Moving bumblebee nests


We very much hope that people will only try to move nests that are in a particularly inconvenient location. Underground nests will be more difficult to move, as you’ll create a considerable amount of disturbance as you dig down to the nest. These nests can also have long tunnels that lead to the nest, so it can be difficult to find it.

If you do need to move it, you will either need to do this yourself or get help from someone experienced in doing so. Please note that bumblebees can sting and are more likely to do so if their nest is disturbed. If you decide to move a nest, it is done at your own risk. Some honey bee keepers will have some experience in moving bumblebee nests, but this is rare. Pest control companies often destroy the nests (although a few refuse to), so it’s best to avoid using their services for bumblebees unless absolutely necessary.

To move a nest safely it is best to do it in the dark – when all of the bees will be in the nest and docile. They might buzz a bit but they won’t fly in the dark, so it’s safest to do it then. They don’t see red light well, so if you need to see what you’re doing, put some red plastic film/acetate over a torch or use a red L.E.D. rear cycle light.


Bumblebees are less likely to sting than honeybees and wasps are. However, disturbing the nest can make them behave defensively, and precautions should be taken to prevent stings occurring. While a full bee-keepers’ suit is helpful, it is not necessary.
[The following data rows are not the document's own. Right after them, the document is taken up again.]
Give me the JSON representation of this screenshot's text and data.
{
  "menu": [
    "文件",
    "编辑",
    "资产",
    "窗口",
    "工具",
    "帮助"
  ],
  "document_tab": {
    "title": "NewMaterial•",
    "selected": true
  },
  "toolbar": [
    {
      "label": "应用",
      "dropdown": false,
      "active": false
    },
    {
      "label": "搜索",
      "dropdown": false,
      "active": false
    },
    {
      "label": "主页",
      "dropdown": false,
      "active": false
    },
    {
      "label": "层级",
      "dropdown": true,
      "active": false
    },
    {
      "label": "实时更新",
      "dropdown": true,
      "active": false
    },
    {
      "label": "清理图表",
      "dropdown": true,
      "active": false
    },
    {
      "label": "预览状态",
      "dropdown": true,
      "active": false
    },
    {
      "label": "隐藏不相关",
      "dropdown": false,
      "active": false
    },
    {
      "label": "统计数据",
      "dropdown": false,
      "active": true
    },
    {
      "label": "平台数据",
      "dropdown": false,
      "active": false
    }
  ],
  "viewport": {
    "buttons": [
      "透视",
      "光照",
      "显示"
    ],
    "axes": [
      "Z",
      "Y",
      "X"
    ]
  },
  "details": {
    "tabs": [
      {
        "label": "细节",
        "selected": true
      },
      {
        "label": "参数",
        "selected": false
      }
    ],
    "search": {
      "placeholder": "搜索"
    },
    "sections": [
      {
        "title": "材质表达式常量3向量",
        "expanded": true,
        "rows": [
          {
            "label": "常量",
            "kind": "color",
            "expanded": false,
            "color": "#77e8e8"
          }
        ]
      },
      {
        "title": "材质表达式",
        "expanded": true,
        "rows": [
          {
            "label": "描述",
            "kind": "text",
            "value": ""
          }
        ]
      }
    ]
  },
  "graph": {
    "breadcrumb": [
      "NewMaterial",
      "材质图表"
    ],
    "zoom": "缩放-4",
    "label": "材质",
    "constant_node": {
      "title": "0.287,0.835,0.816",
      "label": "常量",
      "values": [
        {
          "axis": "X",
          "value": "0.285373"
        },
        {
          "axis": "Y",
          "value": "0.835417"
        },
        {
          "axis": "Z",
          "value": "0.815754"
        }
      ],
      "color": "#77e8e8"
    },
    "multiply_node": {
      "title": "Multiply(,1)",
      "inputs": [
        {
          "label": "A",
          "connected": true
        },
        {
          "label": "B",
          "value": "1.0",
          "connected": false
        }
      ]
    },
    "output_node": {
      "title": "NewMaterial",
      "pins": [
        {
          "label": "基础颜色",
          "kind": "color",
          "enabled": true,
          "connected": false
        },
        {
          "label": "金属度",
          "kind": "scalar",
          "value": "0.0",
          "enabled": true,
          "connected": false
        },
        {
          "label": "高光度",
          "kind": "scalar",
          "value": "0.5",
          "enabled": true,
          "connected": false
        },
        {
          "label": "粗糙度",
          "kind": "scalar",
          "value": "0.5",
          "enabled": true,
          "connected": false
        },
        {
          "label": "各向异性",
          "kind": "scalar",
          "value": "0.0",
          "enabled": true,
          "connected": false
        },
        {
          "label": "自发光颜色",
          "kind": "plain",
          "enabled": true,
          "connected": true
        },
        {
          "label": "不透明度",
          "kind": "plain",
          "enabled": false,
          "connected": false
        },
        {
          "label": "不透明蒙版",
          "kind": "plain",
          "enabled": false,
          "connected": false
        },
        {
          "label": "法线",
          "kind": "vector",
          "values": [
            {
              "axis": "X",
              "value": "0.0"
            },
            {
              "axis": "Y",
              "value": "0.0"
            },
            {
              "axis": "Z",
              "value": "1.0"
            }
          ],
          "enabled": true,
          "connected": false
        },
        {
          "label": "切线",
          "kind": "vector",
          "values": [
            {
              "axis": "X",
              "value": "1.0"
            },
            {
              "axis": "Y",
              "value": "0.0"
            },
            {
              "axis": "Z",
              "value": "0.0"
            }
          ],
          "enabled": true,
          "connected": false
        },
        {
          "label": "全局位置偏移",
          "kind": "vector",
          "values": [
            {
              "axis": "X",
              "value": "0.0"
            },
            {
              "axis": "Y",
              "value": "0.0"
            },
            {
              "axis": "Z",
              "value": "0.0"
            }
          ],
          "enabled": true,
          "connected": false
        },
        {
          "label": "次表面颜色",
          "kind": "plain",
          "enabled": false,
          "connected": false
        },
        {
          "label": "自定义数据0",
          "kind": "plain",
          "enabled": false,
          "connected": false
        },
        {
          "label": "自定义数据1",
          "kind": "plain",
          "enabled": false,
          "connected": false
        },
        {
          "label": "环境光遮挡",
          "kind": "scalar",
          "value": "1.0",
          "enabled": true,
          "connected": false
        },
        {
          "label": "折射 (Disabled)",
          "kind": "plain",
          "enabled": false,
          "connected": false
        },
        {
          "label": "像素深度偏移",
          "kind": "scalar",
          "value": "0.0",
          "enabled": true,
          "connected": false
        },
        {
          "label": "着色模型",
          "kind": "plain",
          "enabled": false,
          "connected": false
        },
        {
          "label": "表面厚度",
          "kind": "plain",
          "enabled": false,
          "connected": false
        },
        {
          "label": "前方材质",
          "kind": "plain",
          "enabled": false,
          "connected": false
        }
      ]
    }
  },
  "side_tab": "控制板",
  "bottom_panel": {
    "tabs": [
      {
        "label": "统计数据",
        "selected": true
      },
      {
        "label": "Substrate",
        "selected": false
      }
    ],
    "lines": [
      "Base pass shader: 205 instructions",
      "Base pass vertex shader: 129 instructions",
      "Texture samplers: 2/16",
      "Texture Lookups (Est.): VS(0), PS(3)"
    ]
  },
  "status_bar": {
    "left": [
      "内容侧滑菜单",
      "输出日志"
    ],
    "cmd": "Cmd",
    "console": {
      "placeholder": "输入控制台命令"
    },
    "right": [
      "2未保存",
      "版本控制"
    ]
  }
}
As a minimum, a person moving a nest should wear full length rubber ‘washing up’ gloves, and a long-sleeved top, and cover any exposed skin as best they can.

It has also been found that bumblebees can become alerted to the presence of an intruder if they are breathed upon. Accordingly, it is best to try to avoid breathing on the nest.

Moving nests in bird boxes

Some bumblebees, especially the Tree Bumblebee, Bombus hypnorum, nest in bird boxes and lofts. To move a colony in a bird nest box, follow these instructions:

  • Wear protective clothing, especially gloves.
  • Take a note of where the nest is and how you will reach it when it is dark.
  • Wait until all or most of the workers have returned – this is often well after dusk.
  • When activity quietens down, block up the entrance hole with flexible foam (e.g. from a sponge or scouring pad).
  • Seal up any holes you find around the box using tape, as bumblebees can easily use these to escape from the box when it is being moved.
  • Take the box down, without tipping it over, and keep it on a flat surface until you are ready to move it.
  • Carefully move the box to its new location. This should be at least 5 ft. off the ground.  It should be attached to a surface that is not liable to vibration, as this can disturb the bees.
  • Remove the bung the next day, and the bees will leave to explore their new area. It is best to leave it until after midday to remove the bung.

A nesting bumblebee colony was causing concern to a Trunch resident and had to be moved under cover of darkness to their new location by Trunch Beekeepers who were called to help!

birdbox with bumblebees nesting

birdbox with bumblebees nesting in it

closed box

closed box

they can't see red light

they can’t see red light

new location for the bumblebees

new location for the bumblebees